Flamingos tend to feed on algae, shrimp, and other tiny aquatic invertebrates by filtering their food from the water with their specialized beaks. Unlike the Reddish Egret, who is active and nimble, Flamingos prefer to stand still in massive flocks, often on one leg.

Graylag Goose

A Graylag Goose walking around on the grass.
Image by Jason from Pixabay

The majestic Graylag Goose (Anser anser) boasts an impressive wingspan of up to 5 feet and can weigh up to 6-7 kg. With a beautiful grayish-brown body, pink bill, and pink legs, this migratory bird can be found across Europe and Asia, spanning from the Arctic Circle to the Mediterranean.

It thrives in open wetlands, marshes, and lakes, feeding on a delectable diet of grasses, herbs, and aquatic plants. The Graylag Goose is renowned for its unmistakable honking call and strong pair bonds, making it a fascinating and beloved species in the birdwatching community.

Flamingos are famous for their pink hue, thanks to their carotenoid-rich diet. They can be found in Africa, the Americas, Asia, and Europe, and prefer shallow, salty lagoons. Flamingos consume crustaceans, algae, and other tiny organisms, and are larger than Graylag Geese, weighing up to 4.5 kg and standing up to 4 feet tall.

One of their unique traits is their unusual feeding method: they filter-feed with their beaks upside down in the water.
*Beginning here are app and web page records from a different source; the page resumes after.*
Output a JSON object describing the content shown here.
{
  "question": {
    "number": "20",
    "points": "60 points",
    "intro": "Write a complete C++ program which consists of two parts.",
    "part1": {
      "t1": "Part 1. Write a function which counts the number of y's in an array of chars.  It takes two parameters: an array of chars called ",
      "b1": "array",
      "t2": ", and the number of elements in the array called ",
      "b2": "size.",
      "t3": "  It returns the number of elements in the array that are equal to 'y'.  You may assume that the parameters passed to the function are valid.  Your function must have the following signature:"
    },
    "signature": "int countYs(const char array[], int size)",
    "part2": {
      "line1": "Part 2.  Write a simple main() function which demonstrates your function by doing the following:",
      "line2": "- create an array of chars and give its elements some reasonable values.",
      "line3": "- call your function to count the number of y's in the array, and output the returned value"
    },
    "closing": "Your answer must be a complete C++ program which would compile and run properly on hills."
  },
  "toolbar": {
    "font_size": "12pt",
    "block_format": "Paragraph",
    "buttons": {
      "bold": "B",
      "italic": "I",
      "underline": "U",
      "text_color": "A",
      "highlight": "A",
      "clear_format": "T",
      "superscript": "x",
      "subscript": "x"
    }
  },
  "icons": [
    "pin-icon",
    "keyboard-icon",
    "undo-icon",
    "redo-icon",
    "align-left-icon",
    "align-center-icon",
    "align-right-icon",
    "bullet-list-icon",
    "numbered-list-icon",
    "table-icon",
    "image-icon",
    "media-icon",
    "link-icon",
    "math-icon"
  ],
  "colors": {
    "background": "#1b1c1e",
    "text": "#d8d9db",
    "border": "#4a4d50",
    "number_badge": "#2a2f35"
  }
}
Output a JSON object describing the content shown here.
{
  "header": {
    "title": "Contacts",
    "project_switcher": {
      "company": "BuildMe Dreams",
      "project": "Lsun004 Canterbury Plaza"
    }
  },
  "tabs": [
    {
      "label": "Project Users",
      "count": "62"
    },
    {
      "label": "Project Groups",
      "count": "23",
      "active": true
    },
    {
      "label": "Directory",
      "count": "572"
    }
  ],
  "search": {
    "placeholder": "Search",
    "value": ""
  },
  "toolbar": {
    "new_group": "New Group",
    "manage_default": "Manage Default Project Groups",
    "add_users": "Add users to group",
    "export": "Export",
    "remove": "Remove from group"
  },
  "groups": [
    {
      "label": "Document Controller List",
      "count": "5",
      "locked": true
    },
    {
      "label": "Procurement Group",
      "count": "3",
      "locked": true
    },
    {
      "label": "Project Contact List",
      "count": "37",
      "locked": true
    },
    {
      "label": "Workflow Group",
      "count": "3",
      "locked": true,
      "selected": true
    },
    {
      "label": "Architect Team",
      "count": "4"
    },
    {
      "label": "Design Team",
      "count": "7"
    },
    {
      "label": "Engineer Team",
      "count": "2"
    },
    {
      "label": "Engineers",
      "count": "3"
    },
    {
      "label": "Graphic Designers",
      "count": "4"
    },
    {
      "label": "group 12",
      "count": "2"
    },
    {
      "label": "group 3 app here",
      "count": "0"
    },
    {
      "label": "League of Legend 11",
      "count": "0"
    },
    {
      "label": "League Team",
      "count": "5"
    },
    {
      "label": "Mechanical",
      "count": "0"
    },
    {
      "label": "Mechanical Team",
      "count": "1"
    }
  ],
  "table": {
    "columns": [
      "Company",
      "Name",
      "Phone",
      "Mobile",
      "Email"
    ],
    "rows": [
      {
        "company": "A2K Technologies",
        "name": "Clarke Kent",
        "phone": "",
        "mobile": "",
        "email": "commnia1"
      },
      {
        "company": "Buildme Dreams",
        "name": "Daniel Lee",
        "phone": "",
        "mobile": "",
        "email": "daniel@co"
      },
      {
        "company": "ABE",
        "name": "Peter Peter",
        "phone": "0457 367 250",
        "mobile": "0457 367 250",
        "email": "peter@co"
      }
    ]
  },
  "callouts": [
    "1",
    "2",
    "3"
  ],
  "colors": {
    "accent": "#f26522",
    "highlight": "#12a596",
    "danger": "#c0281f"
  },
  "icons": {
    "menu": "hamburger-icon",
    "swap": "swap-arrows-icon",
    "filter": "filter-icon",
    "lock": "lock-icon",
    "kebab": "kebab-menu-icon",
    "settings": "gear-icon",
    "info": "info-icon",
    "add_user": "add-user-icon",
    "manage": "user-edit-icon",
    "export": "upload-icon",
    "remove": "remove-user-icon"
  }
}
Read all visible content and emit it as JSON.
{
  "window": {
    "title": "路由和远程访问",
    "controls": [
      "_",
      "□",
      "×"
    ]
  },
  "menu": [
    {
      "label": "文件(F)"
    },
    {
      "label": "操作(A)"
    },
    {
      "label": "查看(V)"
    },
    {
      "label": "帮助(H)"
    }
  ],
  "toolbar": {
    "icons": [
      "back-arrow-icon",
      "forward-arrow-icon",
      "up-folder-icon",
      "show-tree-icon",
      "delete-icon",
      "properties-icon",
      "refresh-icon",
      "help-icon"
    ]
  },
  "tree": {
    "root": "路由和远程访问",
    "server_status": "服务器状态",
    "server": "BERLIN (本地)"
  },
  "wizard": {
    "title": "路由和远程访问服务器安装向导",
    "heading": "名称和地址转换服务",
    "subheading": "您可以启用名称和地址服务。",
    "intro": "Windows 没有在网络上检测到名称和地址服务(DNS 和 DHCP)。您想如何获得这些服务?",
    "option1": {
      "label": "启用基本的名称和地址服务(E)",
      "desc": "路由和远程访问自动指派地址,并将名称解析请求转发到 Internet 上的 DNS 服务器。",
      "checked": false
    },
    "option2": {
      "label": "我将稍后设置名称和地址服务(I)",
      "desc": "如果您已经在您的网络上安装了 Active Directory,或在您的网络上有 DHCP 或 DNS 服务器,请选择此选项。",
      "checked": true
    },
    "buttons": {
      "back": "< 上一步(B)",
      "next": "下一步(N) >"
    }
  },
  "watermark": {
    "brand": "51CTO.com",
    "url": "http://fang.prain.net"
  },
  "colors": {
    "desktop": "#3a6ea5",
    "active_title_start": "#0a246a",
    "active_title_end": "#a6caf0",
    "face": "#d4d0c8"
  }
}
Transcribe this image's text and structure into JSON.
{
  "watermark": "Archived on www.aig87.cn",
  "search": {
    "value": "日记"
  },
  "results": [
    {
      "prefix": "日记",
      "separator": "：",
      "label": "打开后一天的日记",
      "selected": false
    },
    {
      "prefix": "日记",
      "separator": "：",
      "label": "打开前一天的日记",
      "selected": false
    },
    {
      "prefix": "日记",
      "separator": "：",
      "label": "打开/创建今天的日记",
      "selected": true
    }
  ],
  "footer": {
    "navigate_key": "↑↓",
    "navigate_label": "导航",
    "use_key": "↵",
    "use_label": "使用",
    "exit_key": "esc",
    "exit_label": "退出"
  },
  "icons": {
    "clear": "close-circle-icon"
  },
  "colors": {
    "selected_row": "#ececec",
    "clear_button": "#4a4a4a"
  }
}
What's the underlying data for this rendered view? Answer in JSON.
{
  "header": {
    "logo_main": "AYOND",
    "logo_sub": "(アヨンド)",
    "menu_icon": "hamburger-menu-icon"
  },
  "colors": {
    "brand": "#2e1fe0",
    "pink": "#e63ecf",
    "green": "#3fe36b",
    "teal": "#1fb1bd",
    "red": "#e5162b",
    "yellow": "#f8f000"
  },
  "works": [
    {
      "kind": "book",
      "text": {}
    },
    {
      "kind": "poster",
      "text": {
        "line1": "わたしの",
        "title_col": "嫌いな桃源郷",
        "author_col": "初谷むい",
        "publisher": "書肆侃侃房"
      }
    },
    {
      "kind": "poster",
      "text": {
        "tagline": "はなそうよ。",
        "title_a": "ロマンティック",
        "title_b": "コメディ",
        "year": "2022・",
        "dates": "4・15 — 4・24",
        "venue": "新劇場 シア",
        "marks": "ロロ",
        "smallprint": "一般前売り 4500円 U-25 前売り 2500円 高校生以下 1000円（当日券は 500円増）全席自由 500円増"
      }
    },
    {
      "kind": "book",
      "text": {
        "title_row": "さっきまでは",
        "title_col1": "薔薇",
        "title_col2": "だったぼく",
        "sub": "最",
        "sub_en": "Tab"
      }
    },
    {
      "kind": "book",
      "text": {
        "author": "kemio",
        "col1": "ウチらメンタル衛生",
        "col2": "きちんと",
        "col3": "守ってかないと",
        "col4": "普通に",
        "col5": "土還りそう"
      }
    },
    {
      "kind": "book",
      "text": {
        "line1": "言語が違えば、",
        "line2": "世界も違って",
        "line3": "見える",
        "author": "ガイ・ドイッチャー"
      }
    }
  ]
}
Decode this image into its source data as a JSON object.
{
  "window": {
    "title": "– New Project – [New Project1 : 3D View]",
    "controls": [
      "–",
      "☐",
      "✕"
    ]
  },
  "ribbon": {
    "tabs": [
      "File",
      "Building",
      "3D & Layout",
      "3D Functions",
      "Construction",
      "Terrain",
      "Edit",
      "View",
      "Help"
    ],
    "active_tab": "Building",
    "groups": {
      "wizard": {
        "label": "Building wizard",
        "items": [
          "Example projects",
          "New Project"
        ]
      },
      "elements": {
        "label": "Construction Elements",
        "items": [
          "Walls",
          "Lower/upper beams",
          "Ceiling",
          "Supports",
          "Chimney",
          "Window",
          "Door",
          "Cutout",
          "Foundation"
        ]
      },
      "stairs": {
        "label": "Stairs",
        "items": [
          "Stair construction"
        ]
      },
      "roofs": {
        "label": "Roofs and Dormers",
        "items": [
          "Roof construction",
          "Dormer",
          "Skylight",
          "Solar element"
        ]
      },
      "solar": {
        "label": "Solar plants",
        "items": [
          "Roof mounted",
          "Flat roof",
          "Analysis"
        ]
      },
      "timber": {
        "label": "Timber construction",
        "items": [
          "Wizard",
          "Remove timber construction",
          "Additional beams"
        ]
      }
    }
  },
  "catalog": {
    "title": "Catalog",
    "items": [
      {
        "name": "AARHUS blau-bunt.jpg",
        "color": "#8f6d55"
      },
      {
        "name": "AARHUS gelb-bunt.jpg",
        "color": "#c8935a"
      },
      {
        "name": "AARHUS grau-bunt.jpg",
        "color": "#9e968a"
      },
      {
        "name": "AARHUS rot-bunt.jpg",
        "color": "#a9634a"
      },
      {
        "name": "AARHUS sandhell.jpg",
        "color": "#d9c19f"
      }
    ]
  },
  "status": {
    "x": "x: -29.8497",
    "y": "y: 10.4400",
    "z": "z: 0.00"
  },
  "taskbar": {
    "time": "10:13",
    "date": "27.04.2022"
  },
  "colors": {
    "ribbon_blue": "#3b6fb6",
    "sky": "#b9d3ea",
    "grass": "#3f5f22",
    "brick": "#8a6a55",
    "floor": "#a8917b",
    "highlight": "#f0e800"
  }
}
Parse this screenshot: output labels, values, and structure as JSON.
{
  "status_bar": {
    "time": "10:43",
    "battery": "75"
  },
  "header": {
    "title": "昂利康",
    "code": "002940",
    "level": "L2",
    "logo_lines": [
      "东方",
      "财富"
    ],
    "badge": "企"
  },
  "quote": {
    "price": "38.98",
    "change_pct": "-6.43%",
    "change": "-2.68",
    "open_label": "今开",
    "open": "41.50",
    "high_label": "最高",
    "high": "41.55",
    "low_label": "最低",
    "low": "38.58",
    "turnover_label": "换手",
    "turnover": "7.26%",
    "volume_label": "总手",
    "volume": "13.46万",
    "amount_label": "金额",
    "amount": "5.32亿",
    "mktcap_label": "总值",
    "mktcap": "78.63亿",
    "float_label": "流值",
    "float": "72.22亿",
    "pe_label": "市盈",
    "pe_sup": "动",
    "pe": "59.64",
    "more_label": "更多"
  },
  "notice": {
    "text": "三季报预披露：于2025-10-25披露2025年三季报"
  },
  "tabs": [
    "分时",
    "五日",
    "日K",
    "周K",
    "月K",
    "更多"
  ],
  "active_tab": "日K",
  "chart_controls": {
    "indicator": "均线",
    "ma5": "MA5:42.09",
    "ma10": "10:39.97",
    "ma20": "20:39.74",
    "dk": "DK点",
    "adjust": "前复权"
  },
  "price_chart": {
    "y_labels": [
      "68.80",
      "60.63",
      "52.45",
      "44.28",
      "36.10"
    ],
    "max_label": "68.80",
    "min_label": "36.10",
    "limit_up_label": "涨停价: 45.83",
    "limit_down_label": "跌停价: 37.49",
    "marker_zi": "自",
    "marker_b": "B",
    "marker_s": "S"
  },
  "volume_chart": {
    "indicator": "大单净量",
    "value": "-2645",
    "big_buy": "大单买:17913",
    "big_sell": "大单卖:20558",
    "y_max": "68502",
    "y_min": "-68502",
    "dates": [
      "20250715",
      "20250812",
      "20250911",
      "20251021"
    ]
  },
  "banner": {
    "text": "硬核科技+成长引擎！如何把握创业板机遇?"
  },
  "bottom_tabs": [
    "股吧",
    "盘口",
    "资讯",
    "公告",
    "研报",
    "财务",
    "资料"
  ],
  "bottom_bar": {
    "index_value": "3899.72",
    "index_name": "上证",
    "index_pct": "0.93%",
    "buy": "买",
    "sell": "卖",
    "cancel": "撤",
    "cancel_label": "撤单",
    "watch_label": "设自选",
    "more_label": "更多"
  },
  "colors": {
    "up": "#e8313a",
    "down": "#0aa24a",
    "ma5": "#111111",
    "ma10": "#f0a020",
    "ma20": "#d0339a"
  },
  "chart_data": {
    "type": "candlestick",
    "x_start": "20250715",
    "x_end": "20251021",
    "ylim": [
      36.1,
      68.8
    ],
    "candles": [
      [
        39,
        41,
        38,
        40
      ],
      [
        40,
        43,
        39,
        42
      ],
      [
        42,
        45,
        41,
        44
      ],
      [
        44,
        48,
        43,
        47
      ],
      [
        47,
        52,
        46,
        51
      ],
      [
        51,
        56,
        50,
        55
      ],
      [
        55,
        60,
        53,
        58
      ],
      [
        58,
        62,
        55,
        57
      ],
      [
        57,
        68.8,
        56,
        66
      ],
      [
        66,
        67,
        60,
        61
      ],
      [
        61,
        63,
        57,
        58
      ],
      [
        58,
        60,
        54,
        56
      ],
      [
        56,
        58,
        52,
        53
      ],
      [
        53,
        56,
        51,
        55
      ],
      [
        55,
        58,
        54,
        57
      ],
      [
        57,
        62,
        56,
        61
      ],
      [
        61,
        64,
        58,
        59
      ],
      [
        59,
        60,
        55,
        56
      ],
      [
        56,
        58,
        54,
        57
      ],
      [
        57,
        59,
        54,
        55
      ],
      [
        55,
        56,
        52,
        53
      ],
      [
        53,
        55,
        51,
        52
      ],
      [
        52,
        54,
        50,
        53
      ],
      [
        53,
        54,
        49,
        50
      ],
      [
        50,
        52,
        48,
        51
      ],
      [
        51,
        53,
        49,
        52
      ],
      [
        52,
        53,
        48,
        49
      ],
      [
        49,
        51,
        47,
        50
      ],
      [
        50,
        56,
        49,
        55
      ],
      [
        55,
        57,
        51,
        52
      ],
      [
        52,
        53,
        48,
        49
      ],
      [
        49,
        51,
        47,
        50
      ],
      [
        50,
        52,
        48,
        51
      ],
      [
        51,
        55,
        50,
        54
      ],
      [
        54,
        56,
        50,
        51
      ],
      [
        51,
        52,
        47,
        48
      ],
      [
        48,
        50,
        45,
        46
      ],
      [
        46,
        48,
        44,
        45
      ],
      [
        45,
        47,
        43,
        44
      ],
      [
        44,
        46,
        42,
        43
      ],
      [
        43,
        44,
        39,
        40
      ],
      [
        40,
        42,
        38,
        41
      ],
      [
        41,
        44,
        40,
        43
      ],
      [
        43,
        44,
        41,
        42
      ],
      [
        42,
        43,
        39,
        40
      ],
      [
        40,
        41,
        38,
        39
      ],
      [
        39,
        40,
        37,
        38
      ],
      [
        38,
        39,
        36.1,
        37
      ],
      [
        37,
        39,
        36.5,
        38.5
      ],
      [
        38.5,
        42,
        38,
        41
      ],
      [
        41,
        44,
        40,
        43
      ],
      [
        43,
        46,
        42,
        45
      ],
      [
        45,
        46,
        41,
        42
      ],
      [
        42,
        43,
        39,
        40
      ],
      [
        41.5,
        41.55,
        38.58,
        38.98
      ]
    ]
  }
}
Social creatures that they are, both birds have distinctive vocalizations and form strong bonds.

Greater Flamingo

A Greater Flamingo walking in the water.
Image by Kev from Pixabay

The Greater Flamingo, Phoenicopterus roseus, is a large wading bird known for its distinctive pink plumage and long, thin legs. They are found in parts of Africa, southern Europe, and parts of Asia. The species thrives in saline and alkaline lakes, mudflats, and lagoons. Greater Flamingos are filter feeders, using their specialized beaks to extract small organisms like shrimp and algae from the water.

Greater Flamingos are the big shots of the flamingo world. They’re larger and way pinker than other species. They can be found in a wide range of habitats, making them well-traveled birds. Like other flamingos, they use their unique feeding mechanism to filter food particles from the water with their beaks.

But that’s not all that sets them apart. They’ve got differences in size, bill shape, and feather coloration. And let’s not forget their social behavior, which is off the charts! These flashy birds love to gather in large flocks for breeding and feeding.


When it comes to bird species resembling flamingos, similarities can be seen, but differences make them one-of-a-kind. With unique adaptations and specialized feeding methods, these birds have found their niche in various environments.

Whether it’s the American Flamingo in the Caribbean or the Greater Flamingo in Africa, these feathered creatures are nothing short of remarkable, showcasing the stunning beauty and endless diversity of the avian world.

Related Post: 25 Facts About Flamingos That Will Blow Your Mind!


  • Vince S

    Meet Vince, the passionate founder and author of Learn Bird Watching, boasting 30 years of birding experience. With an unwavering mission to empower fellow bird enthusiasts, Vince shares invaluable wisdom and guidance. As a dedicated moderator and contributor to Quora's Bird Watchers' Club, he actively engages with the birding community, where his insightful answers have garnered over 440,000 views and over 2,670 upvotes. Whether you're a budding birder or a seasoned avian aficionado, his wealth of knowledge is at your service.